Quang Ngai isn’t much of a town, but the museum commemorating the My Lai Massacre just outside the city is all the reason you need to go there. The massacre took place in 1968 and was carried out by American soldiers against the inhabitants, mostly women and children, of several small hamlets, just a couple of kilometres from the beach. The museum will teach you all about the brutal slaughter of up to 500 innocents, as well as the heroic efforts of an American corpsman to put an end to it. The museum itself is excellent, vividly telling the tale in horrifying detail. If this doesn’t give you a lump in your throat, outside, the village itself has been preserved as a part of the museum. The houses have been left as they are–burnt to the ground, but for one that has been reconstructed to show what life was like before the attack on the village. What got me was seeing the ditch, featured in so many photos of the event, where the victims were dumped after being executed. It’s now a peaceful little brook. Be prepared–many a grown man has broken down in tears during a visit here–including this one. It’s not an easy experience, but if you haven’t visited My Son, in my opinion, you haven’t visited Vietnam.
9. Kon Plong
Kon what? Look for it on the map–it’s just northeast of Kon Tum. Rarely visited by foreigners, it’s a frontier-style town atop a kilometre-high mountain. The trip up and down by motorbike is simply mind-blowing. There are decent guesthouses at the top, and cool whether in the summer. There isn’t a heck of a lot to do up there, except hang out with the locals living and working up there, but that’s what I like about it. There’s an attempt underway to make it a retreat, and the area hosts a good bit of forestry and logging, but it’s still one of the most memorable and isolated spots I’ve been to in Vietnam.
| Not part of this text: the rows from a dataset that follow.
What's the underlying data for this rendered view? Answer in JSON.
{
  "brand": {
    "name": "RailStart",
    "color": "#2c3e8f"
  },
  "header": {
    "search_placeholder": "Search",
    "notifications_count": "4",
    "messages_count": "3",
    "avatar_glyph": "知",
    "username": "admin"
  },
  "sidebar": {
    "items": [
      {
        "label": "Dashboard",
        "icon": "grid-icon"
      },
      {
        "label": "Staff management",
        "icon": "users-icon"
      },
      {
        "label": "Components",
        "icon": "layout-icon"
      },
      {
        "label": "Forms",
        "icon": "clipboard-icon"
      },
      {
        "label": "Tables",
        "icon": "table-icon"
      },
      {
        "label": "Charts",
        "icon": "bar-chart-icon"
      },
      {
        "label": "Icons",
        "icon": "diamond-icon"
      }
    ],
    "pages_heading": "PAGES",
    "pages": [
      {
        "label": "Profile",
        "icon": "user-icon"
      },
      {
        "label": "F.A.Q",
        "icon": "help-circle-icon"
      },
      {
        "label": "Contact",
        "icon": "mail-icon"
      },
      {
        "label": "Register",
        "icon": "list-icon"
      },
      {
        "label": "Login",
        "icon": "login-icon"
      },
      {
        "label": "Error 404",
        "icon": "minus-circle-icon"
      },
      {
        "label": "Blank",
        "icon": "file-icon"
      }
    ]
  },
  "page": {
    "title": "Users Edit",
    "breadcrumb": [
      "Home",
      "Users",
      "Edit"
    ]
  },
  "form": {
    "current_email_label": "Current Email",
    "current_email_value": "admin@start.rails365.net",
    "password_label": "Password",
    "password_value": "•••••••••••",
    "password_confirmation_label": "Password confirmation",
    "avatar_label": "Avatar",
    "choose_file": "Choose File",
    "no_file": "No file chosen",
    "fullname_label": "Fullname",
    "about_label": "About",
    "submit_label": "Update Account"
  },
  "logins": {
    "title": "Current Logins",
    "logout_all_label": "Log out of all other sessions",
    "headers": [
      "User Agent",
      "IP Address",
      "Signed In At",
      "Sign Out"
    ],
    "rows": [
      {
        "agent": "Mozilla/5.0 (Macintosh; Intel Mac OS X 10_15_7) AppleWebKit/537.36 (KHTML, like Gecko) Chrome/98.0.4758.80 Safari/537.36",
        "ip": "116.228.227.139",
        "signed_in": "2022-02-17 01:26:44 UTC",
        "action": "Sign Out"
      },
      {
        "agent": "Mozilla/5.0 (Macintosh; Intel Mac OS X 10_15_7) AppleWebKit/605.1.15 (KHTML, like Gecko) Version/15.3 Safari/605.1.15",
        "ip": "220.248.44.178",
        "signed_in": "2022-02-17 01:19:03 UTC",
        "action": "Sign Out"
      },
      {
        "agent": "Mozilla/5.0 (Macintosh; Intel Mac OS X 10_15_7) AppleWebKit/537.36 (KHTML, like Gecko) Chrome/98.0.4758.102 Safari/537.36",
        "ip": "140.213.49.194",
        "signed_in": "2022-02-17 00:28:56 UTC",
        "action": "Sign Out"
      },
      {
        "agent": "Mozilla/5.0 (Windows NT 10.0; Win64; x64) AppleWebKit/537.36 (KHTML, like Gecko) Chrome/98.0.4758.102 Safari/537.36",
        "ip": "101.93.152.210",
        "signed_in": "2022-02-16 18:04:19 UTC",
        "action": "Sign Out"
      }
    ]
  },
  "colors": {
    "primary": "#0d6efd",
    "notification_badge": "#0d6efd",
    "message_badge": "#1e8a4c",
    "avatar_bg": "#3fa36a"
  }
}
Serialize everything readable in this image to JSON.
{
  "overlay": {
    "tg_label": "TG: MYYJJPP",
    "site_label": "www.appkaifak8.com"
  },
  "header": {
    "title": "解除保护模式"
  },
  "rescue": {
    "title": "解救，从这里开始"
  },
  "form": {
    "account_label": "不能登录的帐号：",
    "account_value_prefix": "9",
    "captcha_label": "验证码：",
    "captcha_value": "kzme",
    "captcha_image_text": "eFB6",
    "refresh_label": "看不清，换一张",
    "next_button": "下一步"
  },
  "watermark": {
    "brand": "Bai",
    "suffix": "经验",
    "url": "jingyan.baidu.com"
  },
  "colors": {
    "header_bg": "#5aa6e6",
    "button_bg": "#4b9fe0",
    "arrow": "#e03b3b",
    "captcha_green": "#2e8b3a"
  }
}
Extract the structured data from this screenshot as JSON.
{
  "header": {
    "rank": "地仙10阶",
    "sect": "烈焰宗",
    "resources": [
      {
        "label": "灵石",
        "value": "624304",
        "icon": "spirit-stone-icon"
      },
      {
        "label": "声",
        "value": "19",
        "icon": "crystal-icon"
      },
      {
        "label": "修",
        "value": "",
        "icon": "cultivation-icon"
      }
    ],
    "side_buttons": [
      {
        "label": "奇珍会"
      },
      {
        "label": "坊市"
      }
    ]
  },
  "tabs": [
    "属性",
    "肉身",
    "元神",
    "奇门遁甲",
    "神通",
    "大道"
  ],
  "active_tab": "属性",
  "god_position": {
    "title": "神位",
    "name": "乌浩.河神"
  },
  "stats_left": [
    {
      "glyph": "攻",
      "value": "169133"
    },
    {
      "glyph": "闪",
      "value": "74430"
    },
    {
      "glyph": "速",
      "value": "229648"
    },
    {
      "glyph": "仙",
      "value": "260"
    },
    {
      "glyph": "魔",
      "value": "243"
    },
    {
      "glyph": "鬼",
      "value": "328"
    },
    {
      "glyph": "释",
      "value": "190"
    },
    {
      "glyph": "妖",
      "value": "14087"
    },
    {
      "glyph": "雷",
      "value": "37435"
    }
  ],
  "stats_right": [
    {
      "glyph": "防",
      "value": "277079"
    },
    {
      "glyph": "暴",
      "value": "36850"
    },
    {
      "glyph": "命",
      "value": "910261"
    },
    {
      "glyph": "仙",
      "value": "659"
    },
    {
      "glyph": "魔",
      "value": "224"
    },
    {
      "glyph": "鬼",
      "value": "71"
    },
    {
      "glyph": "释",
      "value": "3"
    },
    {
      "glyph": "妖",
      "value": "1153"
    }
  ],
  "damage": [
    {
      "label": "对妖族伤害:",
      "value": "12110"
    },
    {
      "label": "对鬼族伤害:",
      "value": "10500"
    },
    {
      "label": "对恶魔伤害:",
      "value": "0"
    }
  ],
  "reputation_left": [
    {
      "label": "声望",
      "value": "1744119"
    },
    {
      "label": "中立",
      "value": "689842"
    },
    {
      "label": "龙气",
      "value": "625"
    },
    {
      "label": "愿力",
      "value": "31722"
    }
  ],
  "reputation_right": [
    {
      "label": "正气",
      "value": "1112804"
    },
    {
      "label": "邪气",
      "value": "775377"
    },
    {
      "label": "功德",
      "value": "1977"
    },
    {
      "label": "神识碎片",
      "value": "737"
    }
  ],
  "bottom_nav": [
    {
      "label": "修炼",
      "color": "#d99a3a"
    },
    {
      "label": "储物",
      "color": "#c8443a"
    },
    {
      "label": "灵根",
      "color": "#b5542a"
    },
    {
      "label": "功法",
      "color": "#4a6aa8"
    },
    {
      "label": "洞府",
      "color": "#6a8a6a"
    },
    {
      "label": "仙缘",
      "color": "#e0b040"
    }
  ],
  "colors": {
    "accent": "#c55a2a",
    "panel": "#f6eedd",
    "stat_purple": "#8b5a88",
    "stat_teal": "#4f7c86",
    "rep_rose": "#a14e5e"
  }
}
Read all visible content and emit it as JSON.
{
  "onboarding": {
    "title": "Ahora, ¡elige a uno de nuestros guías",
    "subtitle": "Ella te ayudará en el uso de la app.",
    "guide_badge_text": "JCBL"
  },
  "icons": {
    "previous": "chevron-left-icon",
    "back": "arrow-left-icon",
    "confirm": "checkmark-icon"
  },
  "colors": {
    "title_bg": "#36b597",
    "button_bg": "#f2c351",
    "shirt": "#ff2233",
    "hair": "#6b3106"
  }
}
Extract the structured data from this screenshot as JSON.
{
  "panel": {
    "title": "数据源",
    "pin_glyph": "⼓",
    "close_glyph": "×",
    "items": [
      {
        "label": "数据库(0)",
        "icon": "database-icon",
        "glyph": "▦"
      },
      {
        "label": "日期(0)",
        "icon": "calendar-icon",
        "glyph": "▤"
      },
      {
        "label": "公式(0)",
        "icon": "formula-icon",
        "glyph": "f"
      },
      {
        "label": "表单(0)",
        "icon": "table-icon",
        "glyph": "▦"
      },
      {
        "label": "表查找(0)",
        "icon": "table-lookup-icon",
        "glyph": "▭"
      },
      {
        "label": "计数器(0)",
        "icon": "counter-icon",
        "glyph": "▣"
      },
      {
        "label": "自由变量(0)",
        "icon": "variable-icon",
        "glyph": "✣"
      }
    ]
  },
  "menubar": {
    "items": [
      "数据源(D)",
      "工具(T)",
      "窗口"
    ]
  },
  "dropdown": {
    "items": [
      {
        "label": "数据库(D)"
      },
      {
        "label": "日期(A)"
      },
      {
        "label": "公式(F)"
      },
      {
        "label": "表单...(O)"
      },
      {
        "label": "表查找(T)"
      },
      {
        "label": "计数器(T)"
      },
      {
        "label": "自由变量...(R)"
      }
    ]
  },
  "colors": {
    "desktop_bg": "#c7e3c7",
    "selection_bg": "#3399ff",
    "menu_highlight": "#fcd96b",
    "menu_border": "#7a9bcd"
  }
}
10. Easy rider tours
Because I’m becoming a minor authority on the subject, people are always asking me, “What’s the one thing I should do while I’m in Vietnam?” I only have one answer–take an Easy Rider Tour. These tours can be arranged in Hanoi, Hue, Danang, Hoi An, Da Lat, Nha Trang and Saigon. You can roll your own itinerary, but the main route is through the Highlands to the west of the country, not far from the Laos border. This is the corridor known as the Ho Chi Minh Trail, the major supply route for the Viet Cong during the war. There’s an excellent paved highway, technically route 14 for most of the length, which is named after the trail. The trip will treat you to remote mountain villages, breathtaking vistas, and soul-stirring natural beauty. The standard rate is 50 USD per day for a driver, not including your own meals and lodging. Expensive, but worth every penny. The driver straps your stuff to the bike, and you ride on the back. I did it on my own motorbike, which, if you can manage it, is an ideal way to go. I send people off on this trip all the time, and they always e-mail me at the end to rave about it.
And if you happen to do any of the above – whether you want to thank me or curse me for giving you the bum steer – definitely do the same.
For more info on how to visit the above sites, check out www.travelfish.org.
Don Morgan is a writer and researcher for Travelfish and can be contacted at – don [at] travelfish.org